Urgent need; Hidden gems; Star player
• Sir - One of the reasons for the filthy condition in Calcutta is the severe shortage of public toilets. The authorities should look into this matter and build more toilets. The lack of restrooms is felt most acutely in Rabindra Sarovar. The park surrounding the lake is the pride of the city and used by many throughout the year. A majority of them are aged people for whom the absence of toilets is a serious problem. Thousands of rupees are being spent on the beautification of the place but this logical need has been overlooked. The civic body should remedy this situation immediately.
Asit Kumar Mitra,
• Sir - Ramachandra Guha has written about the selflessness of the adivasi activist, Lal Shyam Shah, in his article, "A shining legacy" (Feb 3). The demand for a separate Gondwana state, however, is not new. It has been ignored by successive governments irrespective of which political dispensation was in power. But it was good to learn that Shah, unlike the politicians of present times, gave up his seat because the request for a separate state of the Gonds was turned down. This shows that Shah wanted to affect change and was not merely hungry for power.
Sambhu Nath Chowdhury,
• Sir - There are many people who disappear from public memory in spite of their honest toil and selfless public service. Lal Shyam Shah is clearly one such person. One is grateful to Ramachandra Guha and Shah's biographer, the senior journalist, Sudeep Thakur, for providing readers with glimpses into the life of this adivasi activist. Shah's contributions towards helping tribal people assert their rights and demand a separate Gondwana state for the welfare of the adivasis should not be forgotten.

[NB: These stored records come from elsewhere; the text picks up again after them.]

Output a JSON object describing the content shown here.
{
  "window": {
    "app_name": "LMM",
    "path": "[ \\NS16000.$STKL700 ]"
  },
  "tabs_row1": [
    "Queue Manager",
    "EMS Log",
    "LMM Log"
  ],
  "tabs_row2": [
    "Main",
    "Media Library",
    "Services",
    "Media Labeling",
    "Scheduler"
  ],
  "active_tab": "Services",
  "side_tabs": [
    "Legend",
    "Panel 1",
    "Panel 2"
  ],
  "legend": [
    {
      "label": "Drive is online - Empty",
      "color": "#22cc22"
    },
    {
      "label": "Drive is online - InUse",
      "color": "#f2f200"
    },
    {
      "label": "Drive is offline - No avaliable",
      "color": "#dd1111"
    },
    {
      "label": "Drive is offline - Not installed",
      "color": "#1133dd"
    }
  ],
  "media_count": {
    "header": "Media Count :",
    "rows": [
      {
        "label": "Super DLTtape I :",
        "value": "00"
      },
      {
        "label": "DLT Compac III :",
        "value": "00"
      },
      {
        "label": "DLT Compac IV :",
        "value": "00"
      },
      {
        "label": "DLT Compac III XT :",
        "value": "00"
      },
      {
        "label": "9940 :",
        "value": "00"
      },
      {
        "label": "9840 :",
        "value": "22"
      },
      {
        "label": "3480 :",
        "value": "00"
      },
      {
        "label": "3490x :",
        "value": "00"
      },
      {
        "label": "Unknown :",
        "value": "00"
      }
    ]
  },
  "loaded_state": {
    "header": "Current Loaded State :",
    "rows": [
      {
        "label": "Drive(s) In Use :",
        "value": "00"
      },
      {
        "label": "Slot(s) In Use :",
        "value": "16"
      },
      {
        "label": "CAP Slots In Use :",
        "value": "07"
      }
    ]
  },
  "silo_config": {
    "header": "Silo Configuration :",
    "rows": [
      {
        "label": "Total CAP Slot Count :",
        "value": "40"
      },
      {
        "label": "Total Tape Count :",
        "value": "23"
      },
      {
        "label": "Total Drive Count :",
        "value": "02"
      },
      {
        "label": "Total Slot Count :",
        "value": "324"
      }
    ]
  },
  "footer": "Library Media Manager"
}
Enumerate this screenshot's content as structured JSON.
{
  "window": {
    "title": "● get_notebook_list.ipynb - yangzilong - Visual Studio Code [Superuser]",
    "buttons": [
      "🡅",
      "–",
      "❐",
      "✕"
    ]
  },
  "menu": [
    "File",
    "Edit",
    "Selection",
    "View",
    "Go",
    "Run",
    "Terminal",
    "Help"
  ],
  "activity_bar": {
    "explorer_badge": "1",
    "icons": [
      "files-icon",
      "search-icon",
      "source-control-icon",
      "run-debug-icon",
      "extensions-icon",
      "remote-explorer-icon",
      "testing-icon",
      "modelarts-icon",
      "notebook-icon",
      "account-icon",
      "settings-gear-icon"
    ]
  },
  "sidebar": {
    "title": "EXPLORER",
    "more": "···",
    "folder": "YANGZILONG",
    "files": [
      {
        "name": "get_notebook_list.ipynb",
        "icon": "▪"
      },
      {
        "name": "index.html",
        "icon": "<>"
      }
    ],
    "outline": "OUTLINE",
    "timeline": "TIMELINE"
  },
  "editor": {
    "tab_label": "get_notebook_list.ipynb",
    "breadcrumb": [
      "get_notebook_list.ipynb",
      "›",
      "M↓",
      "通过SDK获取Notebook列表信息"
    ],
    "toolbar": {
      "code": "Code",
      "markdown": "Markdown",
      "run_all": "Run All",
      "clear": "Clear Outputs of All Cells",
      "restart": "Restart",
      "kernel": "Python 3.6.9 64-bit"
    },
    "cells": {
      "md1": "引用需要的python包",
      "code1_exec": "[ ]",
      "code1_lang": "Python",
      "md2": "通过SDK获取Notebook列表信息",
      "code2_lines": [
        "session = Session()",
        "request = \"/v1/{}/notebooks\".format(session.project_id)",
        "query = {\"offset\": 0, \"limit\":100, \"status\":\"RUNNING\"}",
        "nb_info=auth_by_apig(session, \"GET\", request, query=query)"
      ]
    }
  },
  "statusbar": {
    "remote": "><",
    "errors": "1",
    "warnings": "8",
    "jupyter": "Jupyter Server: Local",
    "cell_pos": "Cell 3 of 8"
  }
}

• Sir - In the article, "A shining legacy", Ramachandra Guha says that the adivasi activist, Lal Shyam Shah, wrote in his resignation letter that "politicians bowed on bended knees before the wealth of influential businessmen". It is sad that the situation in India still has not changed. The policies of the government are till date designed to suit the rich businessmen and not ordinary people.
The exploitation of common people happens not just along the lines of caste and religion, as is the case with adivasis, but also on the basis of class. Salaried individuals are exploited by the corporate businesses, which enjoy the support of the government. Private companies are not ready to pay higher salaries, even when their profits increase. No government or politician thinks of the salaried class. The so-called intellectuals and the media, too, remain silent about such exploitation. This is a sorry state of affairs.
• Sir - The Indian fast bowler, Jhulan Goswami, should be lauded for adding another feather to her cap. Goswami became the first woman cricketer to take 200 wickets in one-day international cricket. Incidentally, another Indian bowler, Kapil Dev, was the first male to achieve this feat. Goswami's 200th wicket was the South African opener, Laura Wolvaardt. In Test cricket, too, Goswami has an impressive record. She took six wickets while conceding 31 runs against New Zealand in 2011. She has also played a pivotal role as the vice-captain of the national women's team.
Goswami was rightly declared the International Cricket Council's woman player of the year in 2007. Soon after, she was elevated to the position of captain of the national women's team . She was also conferred the prestigious Arjuna Award in 2010 followed by a Padma Shri two years later.
For a girl hailing from the small town of Chakdaha, Goswami's journey has been glorious. If the Board of Control for Cricket in India were ever to constitute a hall of fame for the women cricketers of the country, then Jhulan Goswami would certainly feature at the top. She makes her state and her country proud.
Pramatha R. Bhattacharya,